According to the latest estimates, there are 75,000 feral and wild horses in the nation, and the numbers are growing, Shelly said. They have no owners, and many of them are thought to be native to the West. The tribes contend that they must find an efficient way of culling the population. Although it is common to shoot old and frail horses — and more merciful than a ride to the slaughterhouse — there are too many of them, and there is some money in rounding them up and selling them at auction.

There is also the question of sovereignty, one of the points raised in a resolution endorsing horse slaughter that was issued by the National Congress of American Indians, the oldest and largest organization of American Indian and Alaska Native tribal governments. Citing hillsides and valleys denuded by overgrazing by feral and wild horses, which on reservations across the West “are nearly everywhere you look,” the resolution accuses the federal government of failing to consult the tribes before proposing language in the Agriculture Department’s appropriations bill to again withhold money for slaughterhouse inspections.


Richardson acknowledged the conflict, which has sown divisions even among members of the same tribe. The plaintiffs in the lawsuit include tribesmen such as Paul Crane Tohlakai, a Navajo, and David Bald Eagle, the chief of the Minikoju Band of the Cheyenne River Tribe of Lakota Indians.
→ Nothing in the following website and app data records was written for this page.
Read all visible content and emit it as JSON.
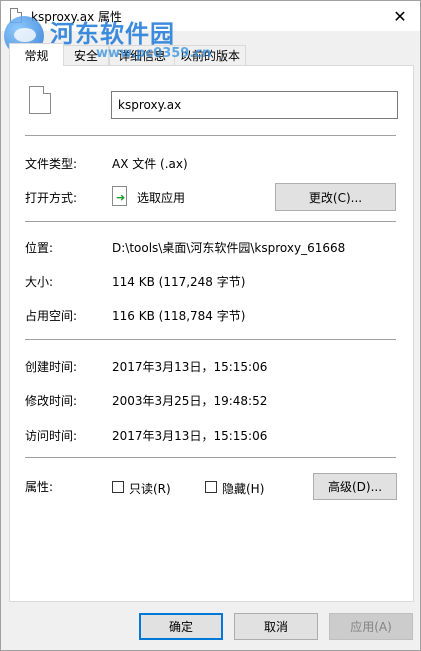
{
  "window": {
    "title": "ksproxy.ax 属性",
    "close_glyph": "✕"
  },
  "watermark": {
    "title": "河东软件园",
    "url": "www.pc0359.cn"
  },
  "tabs": [
    {
      "label": "常规"
    },
    {
      "label": "安全"
    },
    {
      "label": "详细信息"
    },
    {
      "label": "以前的版本"
    }
  ],
  "general": {
    "file_name": "ksproxy.ax",
    "file_type_label": "文件类型:",
    "file_type_value": "AX 文件 (.ax)",
    "open_with_label": "打开方式:",
    "open_with_value": "选取应用",
    "change_button": "更改(C)...",
    "location_label": "位置:",
    "location_value": "D:\\tools\\桌面\\河东软件园\\ksproxy_61668",
    "size_label": "大小:",
    "size_value": "114 KB (117,248 字节)",
    "size_on_disk_label": "占用空间:",
    "size_on_disk_value": "116 KB (118,784 字节)",
    "created_label": "创建时间:",
    "created_value": "2017年3月13日，15:15:06",
    "modified_label": "修改时间:",
    "modified_value": "2003年3月25日，19:48:52",
    "accessed_label": "访问时间:",
    "accessed_value": "2017年3月13日，15:15:06",
    "attributes_label": "属性:",
    "readonly_label": "只读(R)",
    "readonly_checked": false,
    "hidden_label": "隐藏(H)",
    "hidden_checked": false,
    "advanced_button": "高级(D)..."
  },
  "footer": {
    "ok_button": "确定",
    "cancel_button": "取消",
    "apply_button": "应用(A)",
    "apply_enabled": false
  },
  "colors": {
    "accent": "#0078d7",
    "watermark": "#1d79d8",
    "open_with_arrow": "#1e9e2d"
  },
  "icons": {
    "title_icon": "file-icon",
    "file_icon": "file-icon",
    "open_with_icon": "open-with-app-icon",
    "close_icon": "close-icon"
  }
}
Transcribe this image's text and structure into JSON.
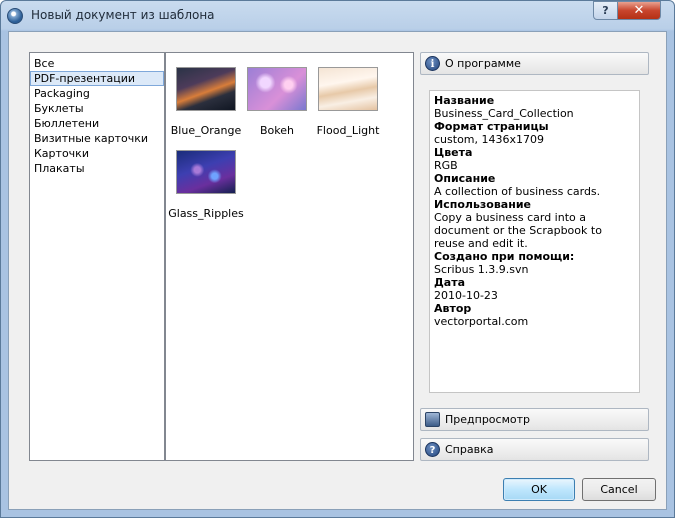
{
  "window": {
    "title": "Новый документ из шаблона",
    "help_button": "?",
    "close_button": "✕"
  },
  "categories": [
    "Все",
    "PDF-презентации",
    "Packaging",
    "Буклеты",
    "Бюллетени",
    "Визитные карточки",
    "Карточки",
    "Плакаты"
  ],
  "selected_category": "PDF-презентации",
  "templates": [
    "Blue_Orange",
    "Bokeh",
    "Flood_Light",
    "Glass_Ripples"
  ],
  "about_button": "О программе",
  "info": [
    {
      "label": "Название",
      "value": "Business_Card_Collection"
    },
    {
      "label": "Формат страницы",
      "value": "custom, 1436x1709"
    },
    {
      "label": "Цвета",
      "value": "RGB"
    },
    {
      "label": "Описание",
      "value": "A collection of business cards."
    },
    {
      "label": "Использование",
      "value": "Copy a business card into a document or the Scrapbook to reuse and edit it."
    },
    {
      "label": "Создано при помощи:",
      "value": "Scribus 1.3.9.svn"
    },
    {
      "label": "Дата",
      "value": "2010-10-23"
    },
    {
      "label": "Автор",
      "value": "vectorportal.com"
    }
  ],
  "preview_button": "Предпросмотр",
  "help_button": "Справка",
  "ok_button": "OK",
  "cancel_button": "Cancel"
}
“Institutionally,” Richardson said, responding to the claims by the Navajos’ president, “there have to be some issues that have to be dealt with, and that’s why the ultimate solution is to find a natural habitat, or a series of natural habitats, and adoption for the horses.”

The United States has never had a market for horse meat, a dietary staple in Belgium, China, and Kazakhstan. It does have a history of horse slaughtering, though; at one point there were more than 10 such slaughterhouses in the nation. The last three, one in Illinois and two in Texas, closed in 2007, after Congress banned the use of US money for salaries for personnel whose job was to inspect horses and slaughterhouses.

In their last year, the three plants slaughtered 30,000 horses for human consumption and shipped 78,000 for slaughter in Canada and Mexico, according to statistics by US and Canadian authorities. Congress’ subsequent unwillingness to finance inspections made slaughtered horse meat ineligible for the seal of inspection needed to be commercially sold, effectively ending the practice.